Record set:
%%

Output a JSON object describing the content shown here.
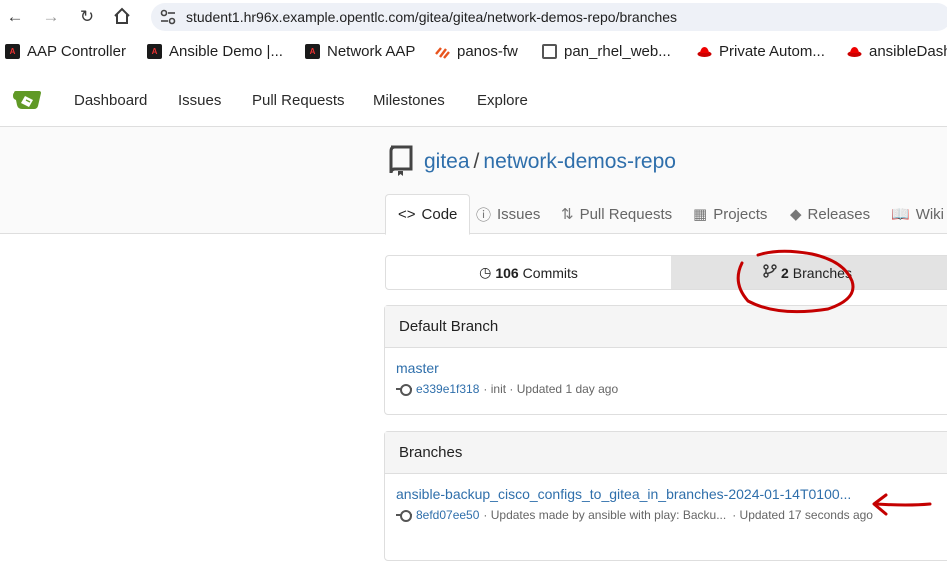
{
  "browser": {
    "url": "student1.hr96x.example.opentlc.com/gitea/gitea/network-demos-repo/branches",
    "bookmarks": [
      {
        "label": "AAP Controller",
        "icon": "ansible-icon"
      },
      {
        "label": "Ansible Demo |...",
        "icon": "ansible-icon"
      },
      {
        "label": "Network AAP",
        "icon": "ansible-icon"
      },
      {
        "label": "panos-fw",
        "icon": "paloalto-icon"
      },
      {
        "label": "pan_rhel_web...",
        "icon": "globe-icon"
      },
      {
        "label": "Private Autom...",
        "icon": "redhat-icon"
      },
      {
        "label": "ansibleDash",
        "icon": "redhat-icon"
      }
    ]
  },
  "nav": {
    "items": [
      "Dashboard",
      "Issues",
      "Pull Requests",
      "Milestones",
      "Explore"
    ]
  },
  "repo": {
    "owner": "gitea",
    "separator": "/",
    "name": "network-demos-repo",
    "tabs": [
      {
        "label": "Code",
        "icon": "code-icon"
      },
      {
        "label": "Issues",
        "icon": "issue-icon"
      },
      {
        "label": "Pull Requests",
        "icon": "pull-request-icon"
      },
      {
        "label": "Projects",
        "icon": "project-icon"
      },
      {
        "label": "Releases",
        "icon": "tag-icon"
      },
      {
        "label": "Wiki",
        "icon": "book-icon"
      }
    ]
  },
  "stats": {
    "commits_count": "106",
    "commits_label": "Commits",
    "branches_count": "2",
    "branches_label": "Branches"
  },
  "default_branch": {
    "heading": "Default Branch",
    "name": "master",
    "sha": "e339e1f318",
    "meta": "· init · Updated 1 day ago"
  },
  "branches": {
    "heading": "Branches",
    "items": [
      {
        "name": "ansible-backup_cisco_configs_to_gitea_in_branches-2024-01-14T0100...",
        "sha": "8efd07ee50",
        "message": "· Updates made by ansible with play: Backu...",
        "updated": "· Updated 17 seconds ago"
      }
    ]
  },
  "colors": {
    "link": "#2f6fab",
    "annotation": "#c40000",
    "gitea_green": "#609926"
  }
}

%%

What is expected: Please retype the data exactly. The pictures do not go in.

Expected answer:
Output a JSON object describing the content shown here.
{
  "browser": {
    "url": "student1.hr96x.example.opentlc.com/gitea/gitea/network-demos-repo/branches",
    "bookmarks": [
      {
        "label": "AAP Controller",
        "icon": "ansible-icon"
      },
      {
        "label": "Ansible Demo |...",
        "icon": "ansible-icon"
      },
      {
        "label": "Network AAP",
        "icon": "ansible-icon"
      },
      {
        "label": "panos-fw",
        "icon": "paloalto-icon"
      },
      {
        "label": "pan_rhel_web...",
        "icon": "globe-icon"
      },
      {
        "label": "Private Autom...",
        "icon": "redhat-icon"
      },
      {
        "label": "ansibleDash",
        "icon": "redhat-icon"
      }
    ]
  },
  "nav": {
    "items": [
      "Dashboard",
      "Issues",
      "Pull Requests",
      "Milestones",
      "Explore"
    ]
  },
  "repo": {
    "owner": "gitea",
    "separator": "/",
    "name": "network-demos-repo",
    "tabs": [
      {
        "label": "Code",
        "icon": "code-icon"
      },
      {
        "label": "Issues",
        "icon": "issue-icon"
      },
      {
        "label": "Pull Requests",
        "icon": "pull-request-icon"
      },
      {
        "label": "Projects",
        "icon": "project-icon"
      },
      {
        "label": "Releases",
        "icon": "tag-icon"
      },
      {
        "label": "Wiki",
        "icon": "book-icon"
      }
    ]
  },
  "stats": {
    "commits_count": "106",
    "commits_label": "Commits",
    "branches_count": "2",
    "branches_label": "Branches"
  },
  "default_branch": {
    "heading": "Default Branch",
    "name": "master",
    "sha": "e339e1f318",
    "meta": "· init · Updated 1 day ago"
  },
  "branches": {
    "heading": "Branches",
    "items": [
      {
        "name": "ansible-backup_cisco_configs_to_gitea_in_branches-2024-01-14T0100...",
        "sha": "8efd07ee50",
        "message": "· Updates made by ansible with play: Backu...",
        "updated": "· Updated 17 seconds ago"
      }
    ]
  },
  "colors": {
    "link": "#2f6fab",
    "annotation": "#c40000",
    "gitea_green": "#609926"
  }
}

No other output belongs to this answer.